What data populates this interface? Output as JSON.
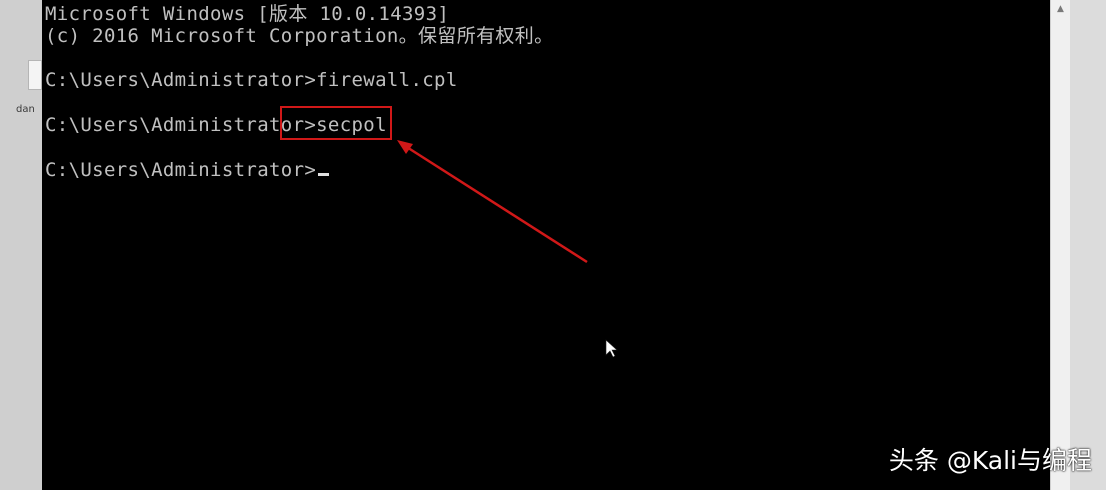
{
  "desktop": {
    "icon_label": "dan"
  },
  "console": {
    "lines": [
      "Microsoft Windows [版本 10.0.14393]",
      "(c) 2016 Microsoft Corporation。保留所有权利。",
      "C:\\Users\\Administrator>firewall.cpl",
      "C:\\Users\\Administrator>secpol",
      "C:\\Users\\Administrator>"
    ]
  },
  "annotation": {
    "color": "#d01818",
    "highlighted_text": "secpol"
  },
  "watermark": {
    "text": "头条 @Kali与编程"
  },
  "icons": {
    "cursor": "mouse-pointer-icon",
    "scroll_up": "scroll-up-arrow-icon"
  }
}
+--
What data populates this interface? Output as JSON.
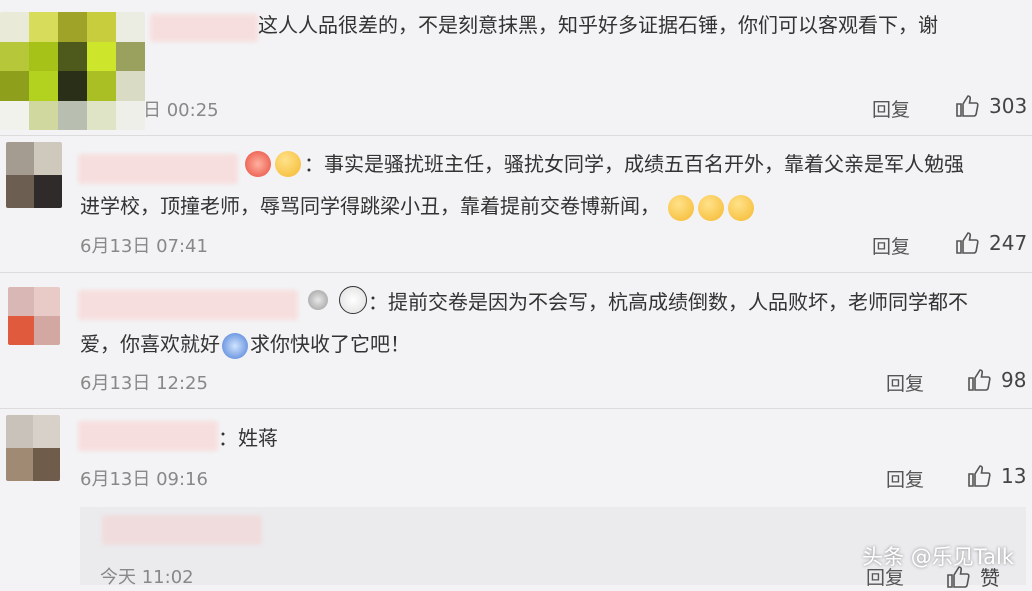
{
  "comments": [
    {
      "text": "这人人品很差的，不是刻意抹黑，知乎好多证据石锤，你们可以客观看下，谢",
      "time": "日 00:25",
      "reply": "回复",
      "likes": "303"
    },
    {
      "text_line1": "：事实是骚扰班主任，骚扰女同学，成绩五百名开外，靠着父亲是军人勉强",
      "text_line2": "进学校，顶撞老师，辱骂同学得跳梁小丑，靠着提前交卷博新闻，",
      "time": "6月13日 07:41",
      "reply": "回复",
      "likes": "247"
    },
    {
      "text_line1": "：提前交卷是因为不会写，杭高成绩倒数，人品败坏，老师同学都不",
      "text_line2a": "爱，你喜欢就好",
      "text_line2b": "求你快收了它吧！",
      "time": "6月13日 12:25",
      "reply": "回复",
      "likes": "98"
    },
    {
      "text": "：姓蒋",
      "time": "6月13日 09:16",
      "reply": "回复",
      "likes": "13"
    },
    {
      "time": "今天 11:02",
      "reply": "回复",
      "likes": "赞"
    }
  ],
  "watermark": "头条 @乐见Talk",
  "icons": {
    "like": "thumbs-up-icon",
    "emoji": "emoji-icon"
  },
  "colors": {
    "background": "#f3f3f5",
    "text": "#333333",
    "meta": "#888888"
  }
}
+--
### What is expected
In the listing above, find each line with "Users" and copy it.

### Exercise answer
      "C:\\Users\\Administrator>firewall.cpl",
      "C:\\Users\\Administrator>secpol",
      "C:\\Users\\Administrator>"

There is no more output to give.